◆ PROMPT:
Pictures do not belong in the copy; print every entry exactly as it stands.

··· RECORDS TO PROCESS

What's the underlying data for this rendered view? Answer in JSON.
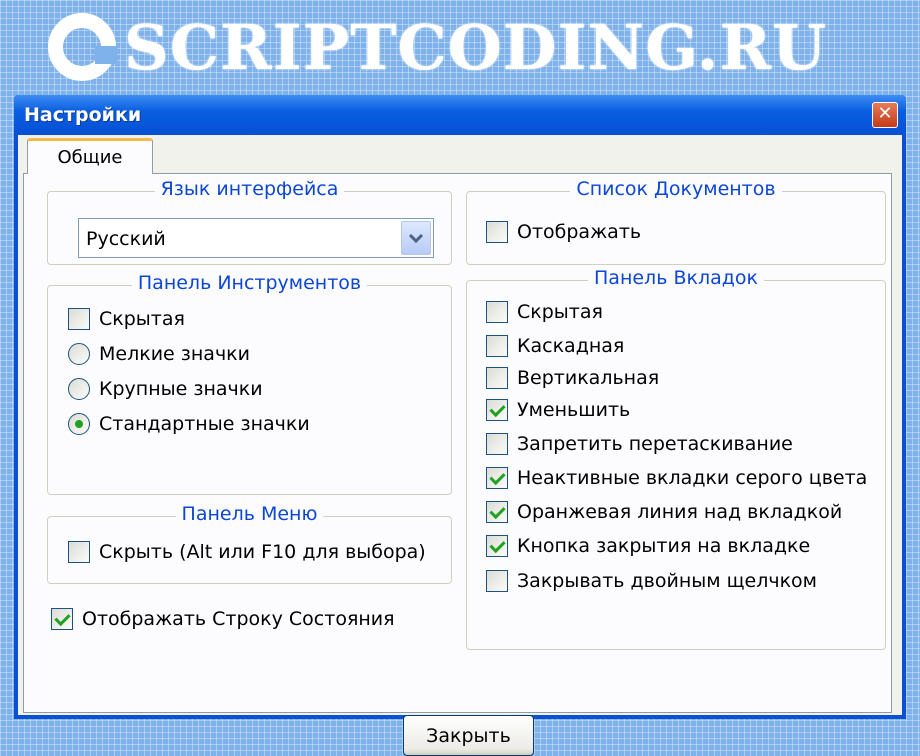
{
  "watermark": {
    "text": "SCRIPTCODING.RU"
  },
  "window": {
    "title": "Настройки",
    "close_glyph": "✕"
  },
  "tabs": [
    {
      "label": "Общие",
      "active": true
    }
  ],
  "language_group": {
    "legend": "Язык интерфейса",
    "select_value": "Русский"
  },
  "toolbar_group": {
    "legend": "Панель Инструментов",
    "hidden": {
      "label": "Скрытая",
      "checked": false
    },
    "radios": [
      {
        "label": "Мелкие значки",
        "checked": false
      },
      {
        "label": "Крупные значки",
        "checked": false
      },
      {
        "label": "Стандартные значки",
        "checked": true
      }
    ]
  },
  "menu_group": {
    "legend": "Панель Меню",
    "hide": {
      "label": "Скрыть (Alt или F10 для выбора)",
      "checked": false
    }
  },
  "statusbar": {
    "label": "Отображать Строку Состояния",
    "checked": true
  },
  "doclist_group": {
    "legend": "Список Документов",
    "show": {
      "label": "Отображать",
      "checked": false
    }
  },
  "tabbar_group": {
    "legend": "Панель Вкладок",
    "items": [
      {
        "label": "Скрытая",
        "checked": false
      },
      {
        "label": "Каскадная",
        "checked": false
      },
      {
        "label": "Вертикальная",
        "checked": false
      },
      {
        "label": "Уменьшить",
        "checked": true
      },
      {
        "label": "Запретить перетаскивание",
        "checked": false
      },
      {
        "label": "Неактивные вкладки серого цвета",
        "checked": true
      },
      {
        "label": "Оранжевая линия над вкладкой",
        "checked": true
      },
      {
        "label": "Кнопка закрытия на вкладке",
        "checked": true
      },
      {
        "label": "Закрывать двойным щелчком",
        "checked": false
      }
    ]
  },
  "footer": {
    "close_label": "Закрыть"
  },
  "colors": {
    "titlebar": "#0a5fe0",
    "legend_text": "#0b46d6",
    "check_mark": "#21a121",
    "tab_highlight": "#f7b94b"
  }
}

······

◆ SOLUTION FOR THIS TASK:
What's the underlying data for this rendered view? Answer in JSON.
{
  "watermark": {
    "text": "SCRIPTCODING.RU"
  },
  "window": {
    "title": "Настройки",
    "close_glyph": "✕"
  },
  "tabs": [
    {
      "label": "Общие",
      "active": true
    }
  ],
  "language_group": {
    "legend": "Язык интерфейса",
    "select_value": "Русский"
  },
  "toolbar_group": {
    "legend": "Панель Инструментов",
    "hidden": {
      "label": "Скрытая",
      "checked": false
    },
    "radios": [
      {
        "label": "Мелкие значки",
        "checked": false
      },
      {
        "label": "Крупные значки",
        "checked": false
      },
      {
        "label": "Стандартные значки",
        "checked": true
      }
    ]
  },
  "menu_group": {
    "legend": "Панель Меню",
    "hide": {
      "label": "Скрыть (Alt или F10 для выбора)",
      "checked": false
    }
  },
  "statusbar": {
    "label": "Отображать Строку Состояния",
    "checked": true
  },
  "doclist_group": {
    "legend": "Список Документов",
    "show": {
      "label": "Отображать",
      "checked": false
    }
  },
  "tabbar_group": {
    "legend": "Панель Вкладок",
    "items": [
      {
        "label": "Скрытая",
        "checked": false
      },
      {
        "label": "Каскадная",
        "checked": false
      },
      {
        "label": "Вертикальная",
        "checked": false
      },
      {
        "label": "Уменьшить",
        "checked": true
      },
      {
        "label": "Запретить перетаскивание",
        "checked": false
      },
      {
        "label": "Неактивные вкладки серого цвета",
        "checked": true
      },
      {
        "label": "Оранжевая линия над вкладкой",
        "checked": true
      },
      {
        "label": "Кнопка закрытия на вкладке",
        "checked": true
      },
      {
        "label": "Закрывать двойным щелчком",
        "checked": false
      }
    ]
  },
  "footer": {
    "close_label": "Закрыть"
  },
  "colors": {
    "titlebar": "#0a5fe0",
    "legend_text": "#0b46d6",
    "check_mark": "#21a121",
    "tab_highlight": "#f7b94b"
  }
}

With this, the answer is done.